What you will do
Only lines that contain the word "this" are to be returned from the data below.

Records provided
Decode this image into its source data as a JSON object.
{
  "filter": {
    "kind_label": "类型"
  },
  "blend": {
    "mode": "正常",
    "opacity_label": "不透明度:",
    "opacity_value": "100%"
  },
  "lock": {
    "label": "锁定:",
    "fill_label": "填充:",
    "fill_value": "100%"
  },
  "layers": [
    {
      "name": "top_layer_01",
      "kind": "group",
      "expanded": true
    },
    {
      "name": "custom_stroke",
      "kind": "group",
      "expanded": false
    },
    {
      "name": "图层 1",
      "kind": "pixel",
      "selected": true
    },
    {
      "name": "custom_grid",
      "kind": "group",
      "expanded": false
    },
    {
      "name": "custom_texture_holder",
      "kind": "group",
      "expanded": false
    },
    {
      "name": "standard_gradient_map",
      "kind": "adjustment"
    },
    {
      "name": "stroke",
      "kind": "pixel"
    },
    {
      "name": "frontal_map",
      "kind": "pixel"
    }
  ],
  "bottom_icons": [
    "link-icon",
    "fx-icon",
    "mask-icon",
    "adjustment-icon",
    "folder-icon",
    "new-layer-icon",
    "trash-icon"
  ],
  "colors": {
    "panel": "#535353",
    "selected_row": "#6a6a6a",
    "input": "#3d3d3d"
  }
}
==
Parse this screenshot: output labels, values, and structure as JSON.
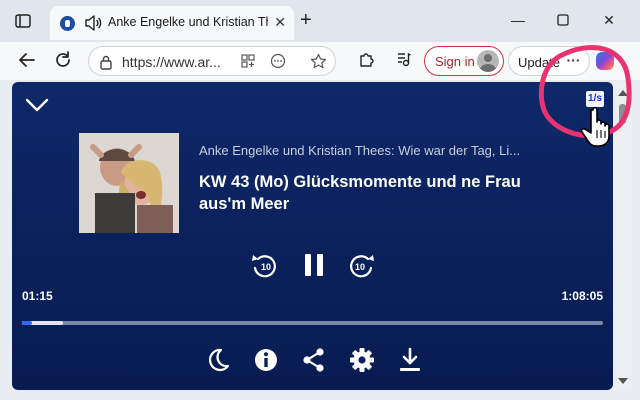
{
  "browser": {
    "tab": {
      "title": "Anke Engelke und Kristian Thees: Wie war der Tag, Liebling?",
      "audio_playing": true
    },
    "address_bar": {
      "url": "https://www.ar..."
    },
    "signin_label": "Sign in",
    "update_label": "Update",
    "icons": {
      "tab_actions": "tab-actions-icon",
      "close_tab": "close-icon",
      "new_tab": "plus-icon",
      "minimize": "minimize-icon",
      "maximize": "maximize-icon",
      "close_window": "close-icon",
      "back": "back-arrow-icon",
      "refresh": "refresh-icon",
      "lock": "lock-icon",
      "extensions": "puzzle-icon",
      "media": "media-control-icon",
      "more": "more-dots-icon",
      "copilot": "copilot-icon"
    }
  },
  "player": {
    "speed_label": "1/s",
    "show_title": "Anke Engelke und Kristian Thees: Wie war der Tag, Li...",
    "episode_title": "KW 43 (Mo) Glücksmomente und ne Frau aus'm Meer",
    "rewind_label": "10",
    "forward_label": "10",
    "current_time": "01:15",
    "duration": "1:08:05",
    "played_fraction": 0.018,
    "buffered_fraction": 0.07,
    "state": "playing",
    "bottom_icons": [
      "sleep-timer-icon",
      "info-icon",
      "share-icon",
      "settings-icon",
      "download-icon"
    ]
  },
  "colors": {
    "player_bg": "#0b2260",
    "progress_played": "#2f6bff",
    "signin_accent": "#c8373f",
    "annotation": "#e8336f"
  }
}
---
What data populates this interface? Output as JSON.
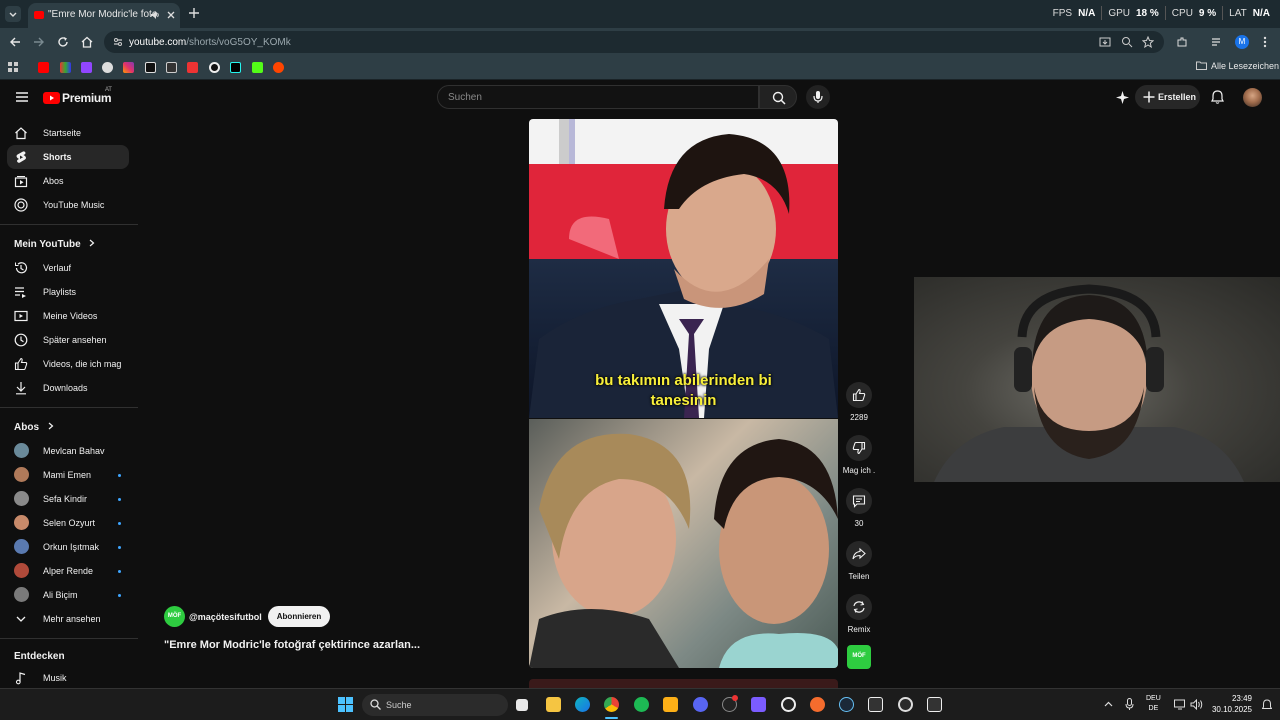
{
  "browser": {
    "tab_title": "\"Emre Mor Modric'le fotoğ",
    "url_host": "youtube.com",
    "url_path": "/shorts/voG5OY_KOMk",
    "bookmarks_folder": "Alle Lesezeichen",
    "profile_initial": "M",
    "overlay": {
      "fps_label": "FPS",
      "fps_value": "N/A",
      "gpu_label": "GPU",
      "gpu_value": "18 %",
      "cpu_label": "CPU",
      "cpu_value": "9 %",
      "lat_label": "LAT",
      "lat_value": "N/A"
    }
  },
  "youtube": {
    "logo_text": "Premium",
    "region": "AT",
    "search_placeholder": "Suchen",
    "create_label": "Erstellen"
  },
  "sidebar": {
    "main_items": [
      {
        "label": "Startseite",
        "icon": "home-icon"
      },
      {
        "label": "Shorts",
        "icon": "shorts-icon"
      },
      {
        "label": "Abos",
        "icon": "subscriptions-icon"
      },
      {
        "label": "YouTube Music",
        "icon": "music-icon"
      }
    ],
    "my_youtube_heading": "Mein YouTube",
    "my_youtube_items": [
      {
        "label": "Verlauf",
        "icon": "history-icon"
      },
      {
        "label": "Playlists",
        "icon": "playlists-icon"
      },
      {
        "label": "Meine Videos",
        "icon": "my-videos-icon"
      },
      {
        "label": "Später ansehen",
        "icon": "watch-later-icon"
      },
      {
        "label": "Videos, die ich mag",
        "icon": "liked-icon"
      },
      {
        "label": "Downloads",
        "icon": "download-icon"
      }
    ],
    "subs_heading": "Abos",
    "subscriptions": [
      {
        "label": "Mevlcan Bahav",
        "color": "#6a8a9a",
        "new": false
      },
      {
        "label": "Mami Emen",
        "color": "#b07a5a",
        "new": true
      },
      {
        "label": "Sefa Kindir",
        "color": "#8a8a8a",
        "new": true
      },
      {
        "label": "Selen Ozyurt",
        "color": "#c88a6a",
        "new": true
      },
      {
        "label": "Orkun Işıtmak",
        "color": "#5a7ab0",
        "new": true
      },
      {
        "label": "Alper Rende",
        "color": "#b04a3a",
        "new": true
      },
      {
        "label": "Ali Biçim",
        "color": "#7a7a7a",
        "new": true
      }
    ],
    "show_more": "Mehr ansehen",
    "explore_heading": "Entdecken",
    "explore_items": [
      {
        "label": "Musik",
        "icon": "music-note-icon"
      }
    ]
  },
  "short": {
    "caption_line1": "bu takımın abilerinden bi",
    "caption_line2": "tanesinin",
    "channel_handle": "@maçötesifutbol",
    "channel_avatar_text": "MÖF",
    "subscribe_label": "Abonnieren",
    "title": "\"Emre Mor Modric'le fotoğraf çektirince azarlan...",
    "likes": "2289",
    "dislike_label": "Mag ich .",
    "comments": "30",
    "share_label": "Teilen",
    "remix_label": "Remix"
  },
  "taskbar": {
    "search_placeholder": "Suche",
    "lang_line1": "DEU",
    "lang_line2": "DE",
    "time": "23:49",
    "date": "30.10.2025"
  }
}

The completed task
Decode this image into its source data as a JSON object.
Parse this screenshot: output labels, values, and structure as JSON.
What data populates this interface? Output as JSON.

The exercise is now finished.